With the Bonn Conference on Afghanistan ahead and the country in a state of political chaos, experts say force will not bring the Taliban to the table.
The Taliban attacked a UN office in Kandahar at the end of October
The US’ Afghanistan strategy is now "fight, talk, build." All at once. The best way to persuade all parties to go to the table and to talk is "to continue the military pressure to make clear that waiting this out is not an option," said US special envoy to Afghanistan Elizabeth Jones at a conference in Berlin.
Some believe the Taliban receives support from Pakistan
The US government has tried to make contact with militant groups like the Haqqani network in the past. But the assassination of former Afghan President Burhanuddin Rabbani in September, which was allegedly carried out by the Taliban, was seen as a setback for reconciliation efforts. President Hamid Karzai had asked the head of the Afghan High Peace Council to conduct negotiations with the Taliban.
The US, UK and Germany – the coalition’s largest provider of troops – all fear that without further military force, the Taliban will simply lie low until the ISAF has completely withdrawn. Michael Steiner, Germany’s special representative for Afghanistan, says the country’s situation is not far along as it should be. "If we were to pack up and leave today, we wouldn’t have the political process."
There is a lot of talk of peace negotiations. But Rahimullah Yusufzai, a Pakistani expert on Afghanistan, says he has not yet seen much action behind the words. And he doubts the ISAF troops will be able to force the Taliban into talks.
The role of the US
The conference takes place 10 years after Afghanistan round-table talks in Bonn
Yusufzai has spoken to Taliban leaders on a number of occasions and believes they are willing to talk. "As far as I know as a journalist, Taliban are willing to talk to the Americans. And I think there have been some contacts. Because they say that the real power is America. They say Hamid Karzai has no power. They will not talk to him."
Sima Samar, an Afghan politician and chairwoman of the Afghanistan Independent Human Rights Commission believes one of the main problems in getting the talks underway is that there is "lack of a united approach by the Afghan government and the international community." The situation is made worse by the fact that "everyone wants to talk with Taliban. So we don’t know who is talking with whom – at which level and for what reason."
A frame for the talks
"It is obvious that the conditions have not yet been created by anyone to start negotiations," says Tom Koenigs, former UN envoy for Afghanistan. He says it would make sense to get an order from the UN Security Council "to authorize all people who are to be involved." Then the talks could begin in an orderly manner, according to Koenigs.
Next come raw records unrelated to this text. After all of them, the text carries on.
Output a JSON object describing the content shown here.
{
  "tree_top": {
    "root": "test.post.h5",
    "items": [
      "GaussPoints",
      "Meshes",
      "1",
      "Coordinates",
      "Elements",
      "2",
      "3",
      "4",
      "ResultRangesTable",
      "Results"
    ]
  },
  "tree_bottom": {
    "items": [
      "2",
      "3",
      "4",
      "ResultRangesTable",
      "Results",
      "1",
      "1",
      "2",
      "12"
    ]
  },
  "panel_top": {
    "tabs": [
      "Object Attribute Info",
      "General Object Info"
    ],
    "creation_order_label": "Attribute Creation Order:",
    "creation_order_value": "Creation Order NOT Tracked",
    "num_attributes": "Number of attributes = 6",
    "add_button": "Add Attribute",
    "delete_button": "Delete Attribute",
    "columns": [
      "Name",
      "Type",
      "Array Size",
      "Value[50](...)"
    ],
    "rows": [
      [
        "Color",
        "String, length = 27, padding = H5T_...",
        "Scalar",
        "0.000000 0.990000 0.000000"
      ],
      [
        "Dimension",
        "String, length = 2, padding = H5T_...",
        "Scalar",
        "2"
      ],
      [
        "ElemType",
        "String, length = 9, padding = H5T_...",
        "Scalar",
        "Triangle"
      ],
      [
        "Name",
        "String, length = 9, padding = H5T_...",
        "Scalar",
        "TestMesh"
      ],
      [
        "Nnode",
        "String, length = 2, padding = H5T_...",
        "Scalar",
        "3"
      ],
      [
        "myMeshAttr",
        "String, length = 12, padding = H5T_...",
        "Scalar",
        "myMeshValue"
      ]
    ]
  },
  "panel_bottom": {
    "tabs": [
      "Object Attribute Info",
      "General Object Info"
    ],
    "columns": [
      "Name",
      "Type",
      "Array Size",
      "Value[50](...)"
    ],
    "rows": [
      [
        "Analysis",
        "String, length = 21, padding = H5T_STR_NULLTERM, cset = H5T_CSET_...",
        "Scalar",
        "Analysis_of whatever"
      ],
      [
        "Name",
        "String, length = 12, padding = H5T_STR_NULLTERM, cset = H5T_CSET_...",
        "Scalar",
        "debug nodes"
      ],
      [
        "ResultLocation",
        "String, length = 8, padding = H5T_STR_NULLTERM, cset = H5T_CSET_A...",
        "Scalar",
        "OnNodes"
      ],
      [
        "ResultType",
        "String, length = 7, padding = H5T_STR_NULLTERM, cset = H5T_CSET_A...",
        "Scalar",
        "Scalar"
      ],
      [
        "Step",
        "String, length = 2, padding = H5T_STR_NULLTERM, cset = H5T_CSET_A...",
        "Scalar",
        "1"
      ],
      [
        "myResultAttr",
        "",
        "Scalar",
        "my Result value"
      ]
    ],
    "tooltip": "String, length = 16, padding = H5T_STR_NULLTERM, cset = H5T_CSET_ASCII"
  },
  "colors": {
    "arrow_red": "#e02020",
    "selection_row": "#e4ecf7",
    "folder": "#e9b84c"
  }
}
Experts believe the Taliban will not conduct negotiations with force
The international community has tried time and time again to prevent Afghanistan’s neighboring countries, especially Pakistan, from getting involved in the country’s internal affairs. Now some of the militant groups are operate out of Pakistan, where they receive support from Pakistani intelligence.
Whether or not members of the Taliban will take part in the Bonn Conference on December 5 is uncertain, says Michael Steiner. But it is clear that there will be only one delegation from Afghanistan and that it should do its best to represent the interest of the Afghan people. "But the decision who will end up coming to Bonn is left with the Afghan government."
Author: Nina Werkhäuser / sb
Editor: Arun Chowdhury